• **YOUR OBJECTIVE**
Look through the records and copy every line in which "storage" appears.

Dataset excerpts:
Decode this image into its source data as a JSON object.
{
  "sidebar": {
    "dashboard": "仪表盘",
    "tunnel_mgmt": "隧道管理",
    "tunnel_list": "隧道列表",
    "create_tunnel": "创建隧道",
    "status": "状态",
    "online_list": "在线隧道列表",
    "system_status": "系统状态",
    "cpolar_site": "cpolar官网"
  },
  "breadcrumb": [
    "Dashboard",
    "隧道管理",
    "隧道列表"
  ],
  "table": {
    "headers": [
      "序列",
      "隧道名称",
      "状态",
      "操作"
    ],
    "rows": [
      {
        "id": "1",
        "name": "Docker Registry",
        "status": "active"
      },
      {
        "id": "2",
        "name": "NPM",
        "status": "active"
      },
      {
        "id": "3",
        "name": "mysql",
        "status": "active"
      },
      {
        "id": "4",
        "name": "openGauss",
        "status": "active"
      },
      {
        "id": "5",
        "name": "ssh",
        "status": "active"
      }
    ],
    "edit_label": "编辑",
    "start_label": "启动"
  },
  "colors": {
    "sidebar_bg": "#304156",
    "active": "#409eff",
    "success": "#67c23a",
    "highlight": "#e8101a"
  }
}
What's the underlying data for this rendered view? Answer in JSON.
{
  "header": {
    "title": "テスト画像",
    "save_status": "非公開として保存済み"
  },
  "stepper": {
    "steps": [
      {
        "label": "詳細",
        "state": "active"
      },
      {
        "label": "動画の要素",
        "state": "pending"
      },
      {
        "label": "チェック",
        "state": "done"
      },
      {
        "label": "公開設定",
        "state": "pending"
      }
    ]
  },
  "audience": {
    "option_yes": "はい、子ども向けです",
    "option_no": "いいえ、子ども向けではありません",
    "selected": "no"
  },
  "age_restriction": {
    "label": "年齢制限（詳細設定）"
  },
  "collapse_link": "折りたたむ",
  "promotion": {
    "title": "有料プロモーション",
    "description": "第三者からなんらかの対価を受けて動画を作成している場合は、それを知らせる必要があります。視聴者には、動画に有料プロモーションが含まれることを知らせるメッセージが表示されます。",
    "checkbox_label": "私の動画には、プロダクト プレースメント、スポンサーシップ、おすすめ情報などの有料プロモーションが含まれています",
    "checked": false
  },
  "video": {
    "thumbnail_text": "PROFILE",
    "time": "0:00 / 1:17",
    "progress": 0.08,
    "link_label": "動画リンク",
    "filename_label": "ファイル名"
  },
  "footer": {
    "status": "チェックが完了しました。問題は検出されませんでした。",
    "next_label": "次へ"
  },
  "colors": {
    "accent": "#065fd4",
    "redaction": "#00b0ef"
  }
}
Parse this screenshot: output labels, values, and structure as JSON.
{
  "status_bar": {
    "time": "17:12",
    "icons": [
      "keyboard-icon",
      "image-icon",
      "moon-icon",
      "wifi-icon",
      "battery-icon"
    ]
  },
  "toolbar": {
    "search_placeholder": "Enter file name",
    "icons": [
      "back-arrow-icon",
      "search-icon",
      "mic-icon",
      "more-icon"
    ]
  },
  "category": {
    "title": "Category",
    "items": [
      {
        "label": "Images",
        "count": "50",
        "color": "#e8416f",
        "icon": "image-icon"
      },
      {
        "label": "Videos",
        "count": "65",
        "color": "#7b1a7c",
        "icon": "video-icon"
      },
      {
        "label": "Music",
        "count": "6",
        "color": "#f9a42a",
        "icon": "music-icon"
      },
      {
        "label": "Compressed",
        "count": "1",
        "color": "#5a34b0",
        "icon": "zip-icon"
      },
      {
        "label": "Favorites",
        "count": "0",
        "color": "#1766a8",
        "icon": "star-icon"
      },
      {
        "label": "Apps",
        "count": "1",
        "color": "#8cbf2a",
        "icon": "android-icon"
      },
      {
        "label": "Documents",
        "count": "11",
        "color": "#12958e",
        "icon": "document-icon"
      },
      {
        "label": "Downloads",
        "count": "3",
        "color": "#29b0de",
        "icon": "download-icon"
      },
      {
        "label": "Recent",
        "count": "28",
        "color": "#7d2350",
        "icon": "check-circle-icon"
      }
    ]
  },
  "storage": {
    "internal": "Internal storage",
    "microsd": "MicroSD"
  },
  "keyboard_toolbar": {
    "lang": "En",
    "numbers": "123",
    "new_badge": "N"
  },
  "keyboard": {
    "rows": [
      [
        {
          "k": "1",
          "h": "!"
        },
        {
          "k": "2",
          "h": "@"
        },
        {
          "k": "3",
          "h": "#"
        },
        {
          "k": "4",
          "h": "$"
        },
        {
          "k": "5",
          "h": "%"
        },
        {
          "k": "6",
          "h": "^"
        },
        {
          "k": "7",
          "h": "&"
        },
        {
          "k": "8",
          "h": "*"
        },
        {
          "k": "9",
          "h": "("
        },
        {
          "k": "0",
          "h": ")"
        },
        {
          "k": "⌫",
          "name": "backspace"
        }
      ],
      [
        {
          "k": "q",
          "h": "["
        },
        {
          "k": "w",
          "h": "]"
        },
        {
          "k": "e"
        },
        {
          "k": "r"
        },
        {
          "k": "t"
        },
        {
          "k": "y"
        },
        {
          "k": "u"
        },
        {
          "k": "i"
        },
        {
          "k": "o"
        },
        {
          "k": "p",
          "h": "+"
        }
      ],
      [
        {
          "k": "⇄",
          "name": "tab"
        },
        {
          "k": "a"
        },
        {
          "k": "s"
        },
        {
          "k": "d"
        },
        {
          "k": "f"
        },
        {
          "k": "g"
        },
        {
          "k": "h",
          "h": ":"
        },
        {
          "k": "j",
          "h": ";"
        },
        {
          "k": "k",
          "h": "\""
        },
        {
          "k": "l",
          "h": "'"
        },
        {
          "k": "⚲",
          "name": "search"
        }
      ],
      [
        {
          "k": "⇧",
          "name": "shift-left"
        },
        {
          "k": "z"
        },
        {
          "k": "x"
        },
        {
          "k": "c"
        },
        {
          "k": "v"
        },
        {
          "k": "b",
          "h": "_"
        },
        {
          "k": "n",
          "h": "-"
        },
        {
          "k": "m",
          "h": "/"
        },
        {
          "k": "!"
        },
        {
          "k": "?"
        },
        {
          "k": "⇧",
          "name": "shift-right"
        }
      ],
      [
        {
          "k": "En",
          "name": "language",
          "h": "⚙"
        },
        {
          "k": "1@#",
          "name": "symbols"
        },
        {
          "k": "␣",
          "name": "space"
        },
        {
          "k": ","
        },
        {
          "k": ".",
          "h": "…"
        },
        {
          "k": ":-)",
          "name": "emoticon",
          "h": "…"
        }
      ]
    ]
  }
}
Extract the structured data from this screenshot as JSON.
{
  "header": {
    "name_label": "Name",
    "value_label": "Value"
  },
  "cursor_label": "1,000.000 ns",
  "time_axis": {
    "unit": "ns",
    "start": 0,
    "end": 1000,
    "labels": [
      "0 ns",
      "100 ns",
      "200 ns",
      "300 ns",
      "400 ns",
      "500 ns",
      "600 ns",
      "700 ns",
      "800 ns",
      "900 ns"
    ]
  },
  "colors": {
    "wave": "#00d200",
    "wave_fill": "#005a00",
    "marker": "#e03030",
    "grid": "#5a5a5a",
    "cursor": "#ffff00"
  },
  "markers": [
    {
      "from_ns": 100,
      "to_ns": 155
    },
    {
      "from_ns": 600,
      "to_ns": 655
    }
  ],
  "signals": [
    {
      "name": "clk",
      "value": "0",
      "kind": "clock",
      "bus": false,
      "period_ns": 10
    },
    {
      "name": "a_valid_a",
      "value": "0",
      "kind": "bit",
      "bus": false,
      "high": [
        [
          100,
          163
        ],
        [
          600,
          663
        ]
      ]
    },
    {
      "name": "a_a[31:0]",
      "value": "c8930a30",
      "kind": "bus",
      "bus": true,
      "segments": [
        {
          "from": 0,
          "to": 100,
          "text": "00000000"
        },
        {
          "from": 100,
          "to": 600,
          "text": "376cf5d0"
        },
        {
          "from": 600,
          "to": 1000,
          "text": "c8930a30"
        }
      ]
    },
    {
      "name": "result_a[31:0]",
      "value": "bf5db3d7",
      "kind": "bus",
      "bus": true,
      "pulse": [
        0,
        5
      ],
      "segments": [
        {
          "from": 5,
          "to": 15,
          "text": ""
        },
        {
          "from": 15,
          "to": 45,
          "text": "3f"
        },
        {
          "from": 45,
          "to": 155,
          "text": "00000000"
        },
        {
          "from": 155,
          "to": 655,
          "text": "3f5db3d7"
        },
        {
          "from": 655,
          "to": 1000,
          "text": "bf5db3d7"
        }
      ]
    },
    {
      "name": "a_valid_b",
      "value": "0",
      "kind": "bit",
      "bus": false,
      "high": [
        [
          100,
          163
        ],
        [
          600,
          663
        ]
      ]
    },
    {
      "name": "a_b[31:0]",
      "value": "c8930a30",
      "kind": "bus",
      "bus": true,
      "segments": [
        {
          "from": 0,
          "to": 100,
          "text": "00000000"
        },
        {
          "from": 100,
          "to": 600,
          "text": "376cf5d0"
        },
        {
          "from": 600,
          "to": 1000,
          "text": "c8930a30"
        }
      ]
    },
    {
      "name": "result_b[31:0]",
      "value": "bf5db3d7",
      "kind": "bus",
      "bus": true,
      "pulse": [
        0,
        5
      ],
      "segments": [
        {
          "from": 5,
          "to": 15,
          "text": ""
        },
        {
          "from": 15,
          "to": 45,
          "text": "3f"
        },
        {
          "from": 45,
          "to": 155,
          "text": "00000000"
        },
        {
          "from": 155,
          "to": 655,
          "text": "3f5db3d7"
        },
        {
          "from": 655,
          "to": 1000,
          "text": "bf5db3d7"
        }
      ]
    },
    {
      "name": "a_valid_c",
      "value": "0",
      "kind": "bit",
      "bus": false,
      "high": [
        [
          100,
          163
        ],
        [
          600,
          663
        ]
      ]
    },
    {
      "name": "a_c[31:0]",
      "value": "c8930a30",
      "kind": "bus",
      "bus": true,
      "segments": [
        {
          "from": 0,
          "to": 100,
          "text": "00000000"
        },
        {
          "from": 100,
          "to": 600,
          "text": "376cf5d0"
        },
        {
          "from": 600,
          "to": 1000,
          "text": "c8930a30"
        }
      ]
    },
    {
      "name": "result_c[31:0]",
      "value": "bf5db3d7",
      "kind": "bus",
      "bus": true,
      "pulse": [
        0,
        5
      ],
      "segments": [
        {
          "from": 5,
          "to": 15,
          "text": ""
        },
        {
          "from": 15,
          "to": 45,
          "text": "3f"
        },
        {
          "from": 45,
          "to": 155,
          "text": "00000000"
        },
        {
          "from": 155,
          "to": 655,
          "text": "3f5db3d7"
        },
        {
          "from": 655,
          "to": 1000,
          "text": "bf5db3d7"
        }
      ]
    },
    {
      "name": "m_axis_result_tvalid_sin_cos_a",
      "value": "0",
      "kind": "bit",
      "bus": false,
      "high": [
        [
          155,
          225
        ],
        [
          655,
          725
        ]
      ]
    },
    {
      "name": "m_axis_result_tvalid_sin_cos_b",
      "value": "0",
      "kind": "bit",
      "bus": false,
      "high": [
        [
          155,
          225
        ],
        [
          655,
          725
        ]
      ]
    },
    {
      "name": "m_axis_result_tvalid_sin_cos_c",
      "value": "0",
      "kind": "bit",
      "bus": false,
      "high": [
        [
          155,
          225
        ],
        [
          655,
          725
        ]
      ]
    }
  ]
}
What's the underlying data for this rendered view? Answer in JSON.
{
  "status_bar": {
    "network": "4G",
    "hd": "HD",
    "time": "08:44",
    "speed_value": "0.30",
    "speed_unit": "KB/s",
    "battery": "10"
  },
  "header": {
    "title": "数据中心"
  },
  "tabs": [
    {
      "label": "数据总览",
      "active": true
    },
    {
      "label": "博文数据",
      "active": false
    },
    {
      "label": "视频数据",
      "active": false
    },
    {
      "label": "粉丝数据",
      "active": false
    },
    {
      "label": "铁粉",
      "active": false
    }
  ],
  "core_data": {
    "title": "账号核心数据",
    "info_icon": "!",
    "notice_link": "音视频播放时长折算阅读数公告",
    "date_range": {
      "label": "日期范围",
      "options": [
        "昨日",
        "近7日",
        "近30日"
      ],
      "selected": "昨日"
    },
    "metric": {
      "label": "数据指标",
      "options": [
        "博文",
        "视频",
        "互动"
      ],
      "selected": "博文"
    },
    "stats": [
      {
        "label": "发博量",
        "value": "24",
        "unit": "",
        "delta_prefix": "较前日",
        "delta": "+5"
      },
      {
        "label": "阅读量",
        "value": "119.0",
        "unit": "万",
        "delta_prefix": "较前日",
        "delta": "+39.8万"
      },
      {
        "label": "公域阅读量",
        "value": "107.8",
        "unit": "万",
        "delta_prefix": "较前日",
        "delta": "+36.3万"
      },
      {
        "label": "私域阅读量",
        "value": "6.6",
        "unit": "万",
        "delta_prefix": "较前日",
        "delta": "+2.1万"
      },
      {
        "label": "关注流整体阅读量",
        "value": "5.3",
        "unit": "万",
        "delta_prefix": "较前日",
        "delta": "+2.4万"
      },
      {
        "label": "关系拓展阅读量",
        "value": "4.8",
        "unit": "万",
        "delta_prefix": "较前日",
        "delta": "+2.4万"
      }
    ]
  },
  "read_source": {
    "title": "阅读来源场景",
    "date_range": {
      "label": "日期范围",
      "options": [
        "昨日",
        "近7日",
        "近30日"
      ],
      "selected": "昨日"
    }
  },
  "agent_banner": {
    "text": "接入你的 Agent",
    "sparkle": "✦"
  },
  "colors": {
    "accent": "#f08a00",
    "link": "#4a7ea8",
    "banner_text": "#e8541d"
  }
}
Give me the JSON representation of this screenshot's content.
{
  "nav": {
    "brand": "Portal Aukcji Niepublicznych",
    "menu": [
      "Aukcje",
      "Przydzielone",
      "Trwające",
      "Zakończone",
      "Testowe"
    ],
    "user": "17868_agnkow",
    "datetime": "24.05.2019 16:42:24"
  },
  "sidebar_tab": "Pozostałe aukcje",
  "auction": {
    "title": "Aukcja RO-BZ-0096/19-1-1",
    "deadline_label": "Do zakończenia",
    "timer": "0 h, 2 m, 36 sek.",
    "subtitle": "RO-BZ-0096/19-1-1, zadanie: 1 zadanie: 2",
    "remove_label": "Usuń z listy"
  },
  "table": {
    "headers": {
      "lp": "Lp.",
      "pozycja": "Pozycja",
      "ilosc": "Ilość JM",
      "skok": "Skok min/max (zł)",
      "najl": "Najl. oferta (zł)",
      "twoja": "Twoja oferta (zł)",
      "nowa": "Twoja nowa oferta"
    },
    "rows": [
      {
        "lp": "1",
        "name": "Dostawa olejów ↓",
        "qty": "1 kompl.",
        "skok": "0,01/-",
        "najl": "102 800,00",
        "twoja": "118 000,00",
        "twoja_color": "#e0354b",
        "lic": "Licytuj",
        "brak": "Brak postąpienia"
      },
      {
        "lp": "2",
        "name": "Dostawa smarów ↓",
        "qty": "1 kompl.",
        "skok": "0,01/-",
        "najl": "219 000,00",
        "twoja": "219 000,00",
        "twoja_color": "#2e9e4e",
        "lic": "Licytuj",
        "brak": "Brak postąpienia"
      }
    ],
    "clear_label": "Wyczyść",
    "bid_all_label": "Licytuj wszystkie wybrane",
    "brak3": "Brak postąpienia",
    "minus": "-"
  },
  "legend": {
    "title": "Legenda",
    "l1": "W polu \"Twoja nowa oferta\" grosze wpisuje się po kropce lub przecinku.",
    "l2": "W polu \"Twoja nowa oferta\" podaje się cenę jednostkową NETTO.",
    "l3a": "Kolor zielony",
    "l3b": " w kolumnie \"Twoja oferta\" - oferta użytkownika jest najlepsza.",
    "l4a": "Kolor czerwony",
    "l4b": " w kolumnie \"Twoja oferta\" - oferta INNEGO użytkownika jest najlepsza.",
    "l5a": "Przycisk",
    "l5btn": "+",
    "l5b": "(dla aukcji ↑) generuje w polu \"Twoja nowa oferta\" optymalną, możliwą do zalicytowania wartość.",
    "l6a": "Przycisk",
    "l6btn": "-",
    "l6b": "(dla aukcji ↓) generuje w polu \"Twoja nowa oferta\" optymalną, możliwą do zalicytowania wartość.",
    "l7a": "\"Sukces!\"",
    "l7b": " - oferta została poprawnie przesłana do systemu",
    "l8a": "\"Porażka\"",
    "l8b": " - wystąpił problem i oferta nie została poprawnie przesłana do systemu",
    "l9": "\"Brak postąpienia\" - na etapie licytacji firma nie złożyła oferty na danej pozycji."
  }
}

• **YOUR RESPONSE**
  "storage": {
    "internal": "Internal storage",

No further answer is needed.